Our post last week on “sundowning” — a syndrome in which seniors’ behavior changes dramatically after dark — generated an outpouring of stories from patients, caregivers and people working in hospitals, in hundreds of comments on Facebook.
Many brought up the fact that delirium and sundowning are related. While sundowning is thought to happen in elderly patients with advanced dementia, many people described seeing sundowning in others — like a relative after surgery. While experts aren’t sure how much sundown syndrome and delirium overlap, they agree that not everyone who gets confused at night is sundowning.
Delirium is very common and also gets worse at night. So the first time someone experiences delirium they should be checked for underlying and reversible causes like infections or mind-altering medications.
People also pointed out that sundowning can happen at home as well as in the hospital. For people with severe dementia like Alzheimer’s, this is especially true.
Some commenters referenced “The Visit,” a recently released horror movie where two children are visiting their elderly grandparents who exhibit erratic and violent behavior each night. I haven’t seen it myself, but it seems to be taking the concept to the extreme in the most frightening way possible.

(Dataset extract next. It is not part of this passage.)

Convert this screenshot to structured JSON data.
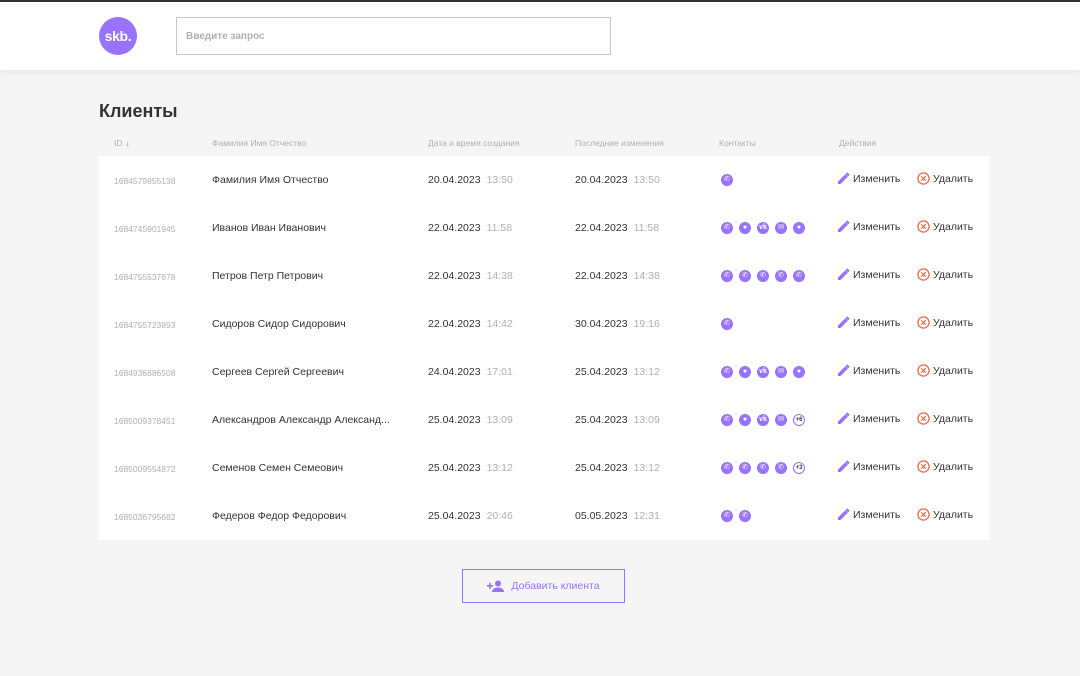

Many of the stories on Facebook were particularly moving. We thought we’d share a few: Continue reading